Normality comes in small doses both at Gustavus and at-large this year, yet where it can be found, it is. Since Oct.19, Gustavus has been hosting the return of intramural sports to campus to provide both a welcome distraction and a healthy outlet for energy. This year, they are meant to encourage active behavior while still being mindful of all the safety measures promoted on campus. Like many things this year, however, intramurals have changed. Rather than team volleyball or soccer, there is the socially distanced thirty-day Walking/Running Challenges or the Trick Shot Challenge both of which began Oct. 19.
Students that sign up to participate in the thirty-Day walk challenge should expect an email after signing up that details a schedule for accomplishing weekly miles. They are given a contact point to send their miles into every week, though the self-reporting operates on an honors system. To benefit the students, included in the email is a series of stretches to do before exercising with links to videos of how to accomplish them. The feedback in the early stages of intramurals return has been mostly positive.
“I’m excited for an opportunity which holds me accountable to my lifelong fitness goals,” Sophomore Astrid Axtman, a participant in the challenge, said.
This sentiment was echoed by Junior Sierra Meyers.
“Intramurals get students out of their room and staying active, while bringing a little bit of joy to their day which can be very important during stressful times such as these,” Meyers said.
Should walking or running not be your desired indulgence, the Trick Shot Challenge offers a fun activity to try out with friends. After signing up, you will receive a contact to submit a video of your trick shot to; just don’t forget to give a double thumbs up or shout “Go Gusties” before performing your trick shot. The videos submitted will be evaluated by both social media likes and the Intramural committee and receive a prize at the end of the two-week interval.
“Friends collaborate while maintaining social distance. This allows students to have fun with their friends and get a little activity while having fun and staying safe,” Meyers said.
While maintaining social distance rules you may still participate in this intramural activity as a fun activity with friends.
Despite the benefits of the return of intramurals, there are some doubts about the success that these intramural activities will have compared to what was available in previous years.
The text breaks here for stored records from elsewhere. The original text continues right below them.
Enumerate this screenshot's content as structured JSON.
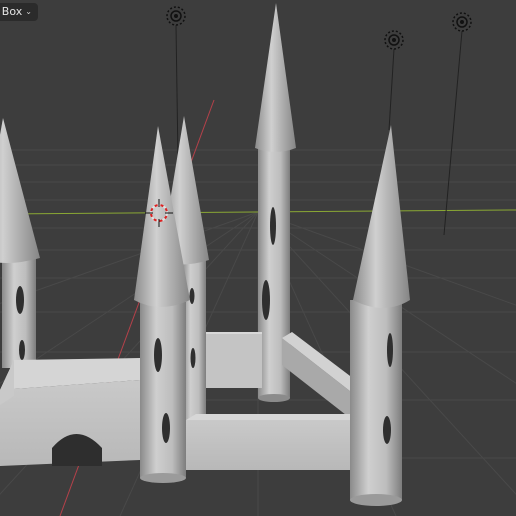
{
  "header": {
    "select_mode_label": "t Box",
    "dropdown_icon": "chevron-down-icon"
  },
  "scene": {
    "description_icons": [
      "light-icon",
      "light-icon",
      "light-icon",
      "3d-cursor-icon"
    ],
    "colors": {
      "background": "#3d3d3d",
      "grid": "#4a4a4a",
      "x_axis": "#b4414a",
      "y_axis": "#8aa834",
      "mesh_light": "#c8c8c8",
      "mesh_mid": "#a9a9a9",
      "mesh_dark": "#7a7a7a"
    }
  }
}
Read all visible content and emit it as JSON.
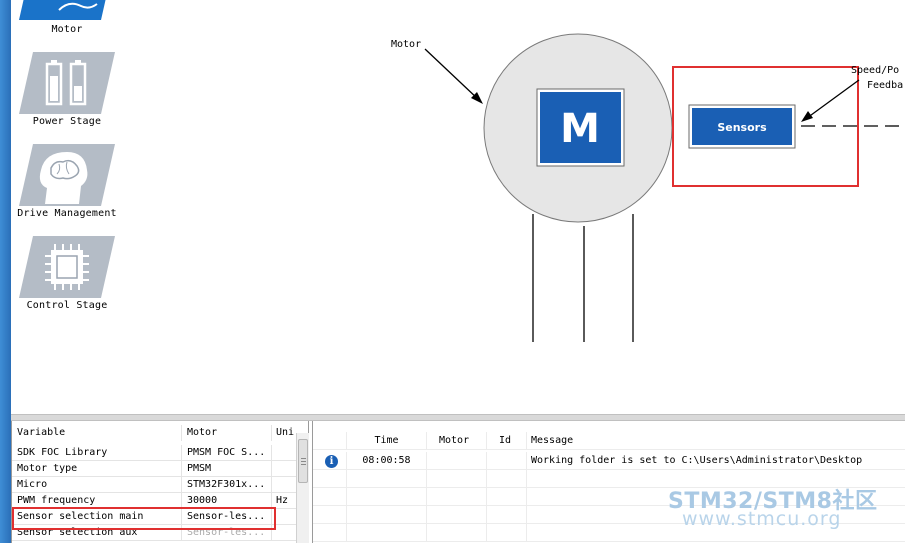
{
  "palette": {
    "items": [
      {
        "label": "Motor",
        "icon": "motor-icon"
      },
      {
        "label": "Power Stage",
        "icon": "battery-icon"
      },
      {
        "label": "Drive Management",
        "icon": "brain-head-icon"
      },
      {
        "label": "Control Stage",
        "icon": "chip-icon"
      }
    ]
  },
  "diagram": {
    "motor_callout": "Motor",
    "motor_symbol": "M",
    "sensors_block": "Sensors",
    "feedback_callout_line1": "Speed/Po",
    "feedback_callout_line2": "Feedba",
    "colors": {
      "accent_blue": "#1a5fb4",
      "highlight_red": "#e03030",
      "motor_body": "#e6e6e6"
    }
  },
  "variables": {
    "headers": [
      "Variable",
      "Motor",
      "Uni"
    ],
    "rows": [
      [
        "SDK FOC Library",
        "PMSM FOC S...",
        ""
      ],
      [
        "Motor type",
        "PMSM",
        ""
      ],
      [
        "Micro",
        "STM32F301x...",
        ""
      ],
      [
        "PWM frequency",
        "30000",
        "Hz"
      ],
      [
        "Sensor selection main",
        "Sensor-les...",
        ""
      ],
      [
        "Sensor selection aux",
        "Sensor-les...",
        ""
      ]
    ]
  },
  "log": {
    "headers": [
      "",
      "Time",
      "Motor",
      "Id",
      "Message"
    ],
    "rows": [
      {
        "icon": "info-icon",
        "time": "08:00:58",
        "motor": "",
        "id": "",
        "message": "Working folder is set to C:\\Users\\Administrator\\Desktop"
      }
    ]
  },
  "watermark": {
    "line1": "STM32/STM8社区",
    "line2": "www.stmcu.org"
  }
}
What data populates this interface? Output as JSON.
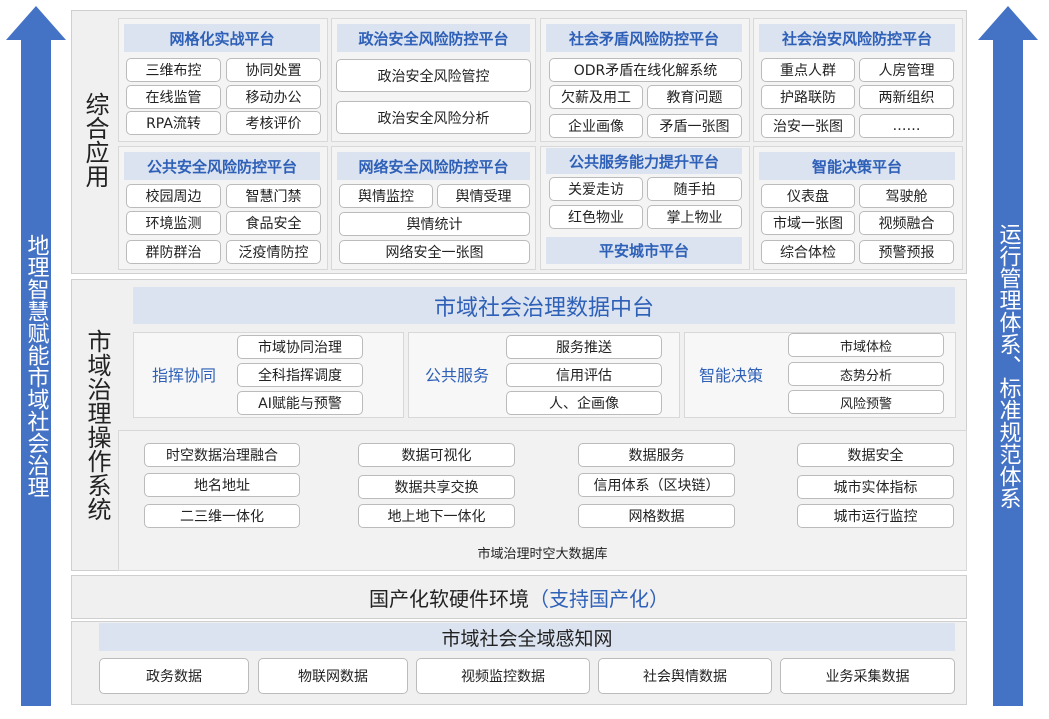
{
  "left_arrow": {
    "label": "地理智慧赋能市域社会治理"
  },
  "right_arrow": {
    "label": "运行管理体系、标准规范体系"
  },
  "app_layer": {
    "label": "综合应用",
    "platforms": [
      {
        "title": "网格化实战平台",
        "items": [
          "三维布控",
          "协同处置",
          "在线监管",
          "移动办公",
          "RPA流转",
          "考核评价"
        ]
      },
      {
        "title": "政治安全风险防控平台",
        "items": [
          "政治安全风险管控",
          "政治安全风险分析"
        ]
      },
      {
        "title": "社会矛盾风险防控平台",
        "items": [
          "ODR矛盾在线化解系统",
          "欠薪及用工",
          "教育问题",
          "企业画像",
          "矛盾一张图"
        ]
      },
      {
        "title": "社会治安风险防控平台",
        "items": [
          "重点人群",
          "人房管理",
          "护路联防",
          "两新组织",
          "治安一张图",
          "……"
        ]
      },
      {
        "title": "公共安全风险防控平台",
        "items": [
          "校园周边",
          "智慧门禁",
          "环境监测",
          "食品安全",
          "群防群治",
          "泛疫情防控"
        ]
      },
      {
        "title": "网络安全风险防控平台",
        "items": [
          "舆情监控",
          "舆情受理",
          "舆情统计",
          "网络安全一张图"
        ]
      },
      {
        "title": "公共服务能力提升平台",
        "items": [
          "关爱走访",
          "随手拍",
          "红色物业",
          "掌上物业"
        ],
        "footer": "平安城市平台"
      },
      {
        "title": "智能决策平台",
        "items": [
          "仪表盘",
          "驾驶舱",
          "市域一张图",
          "视频融合",
          "综合体检",
          "预警预报"
        ]
      }
    ]
  },
  "ops_layer": {
    "label": "市域治理操作系统",
    "hub_title": "市域社会治理数据中台",
    "groups": [
      {
        "label": "指挥协同",
        "items": [
          "市域协同治理",
          "全科指挥调度",
          "AI赋能与预警"
        ]
      },
      {
        "label": "公共服务",
        "items": [
          "服务推送",
          "信用评估",
          "人、企画像"
        ]
      },
      {
        "label": "智能决策",
        "items": [
          "市域体检",
          "态势分析",
          "风险预警"
        ]
      }
    ],
    "data_columns": [
      [
        "时空数据治理融合",
        "地名地址",
        "二三维一体化"
      ],
      [
        "数据可视化",
        "数据共享交换",
        "地上地下一体化"
      ],
      [
        "数据服务",
        "信用体系（区块链）",
        "网格数据"
      ],
      [
        "数据安全",
        "城市实体指标",
        "城市运行监控"
      ]
    ],
    "database_label": "市域治理时空大数据库"
  },
  "env_layer": {
    "label": "国产化软硬件环境",
    "highlight": "（支持国产化）"
  },
  "perception_layer": {
    "title": "市域社会全域感知网",
    "items": [
      "政务数据",
      "物联网数据",
      "视频监控数据",
      "社会舆情数据",
      "业务采集数据"
    ]
  },
  "colors": {
    "arrow": "#4472c4",
    "title_bg": "#dbe3f0",
    "title_text": "#2e60b8",
    "hub_text": "#2e60b8"
  }
}
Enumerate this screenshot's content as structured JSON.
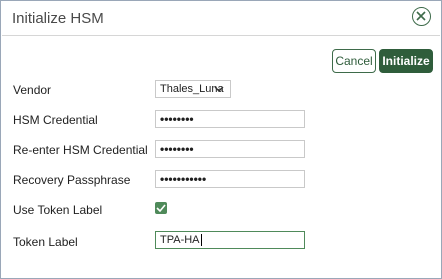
{
  "dialog": {
    "title": "Initialize HSM",
    "close_icon": "close-circle-icon"
  },
  "actions": {
    "cancel_label": "Cancel",
    "initialize_label": "Initialize"
  },
  "form": {
    "vendor": {
      "label": "Vendor",
      "value": "Thales_Luna",
      "icon": "chevron-down-icon"
    },
    "hsm_credential": {
      "label": "HSM Credential",
      "masked_value": "••••••••"
    },
    "reenter_hsm_credential": {
      "label": "Re-enter HSM Credential",
      "masked_value": "••••••••"
    },
    "recovery_passphrase": {
      "label": "Recovery Passphrase",
      "masked_value": "•••••••••••"
    },
    "use_token_label": {
      "label": "Use Token Label",
      "checked": true,
      "icon": "checkmark-icon"
    },
    "token_label": {
      "label": "Token Label",
      "value": "TPA-HA"
    }
  },
  "colors": {
    "accent": "#2f5d3b",
    "checkbox": "#4f8a5a",
    "border": "#9aa7b8"
  }
}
Both challenges presented to the Gustavus student body are more individually oriented than group activities whereas the team effort and camaraderie of previous intramural sports were some of the biggest draws. Many Gusties may prefer to exercise their own prerogative rather than on an intramural schedule. The Intramural committee appears to have considered this and offers incentives to join intramurals, like prizes detailed in the original school wide invitation.
“One benefit of this year specifically is that we will have all new and exciting activities for students to participate in,” Meyers said.
One has to remember though, that the ultimate goal of intramurals this year, like many other on-campus activities, is not to be a carbon copy of last year. Nothing can be. The return of intramurals offers instead a way to return to a sense of normalcy without compromising security. Intramurals represent, in a small way, our campus’ ability to adapt to the changing times.
They also display, in turn, the innovative spirit of Gustavus students and faculty. Even in times of stress, hardship and uncertainty, we will find a way to encourage each other and try new things together. Should these activities interest you or you have the urge to try something new to stave off monotony, the next round of the running/walking challenge begins Nov. 20 (with registration from Nov. 1 to the 19) and the second week of trick shot challenges starts Nov. 2.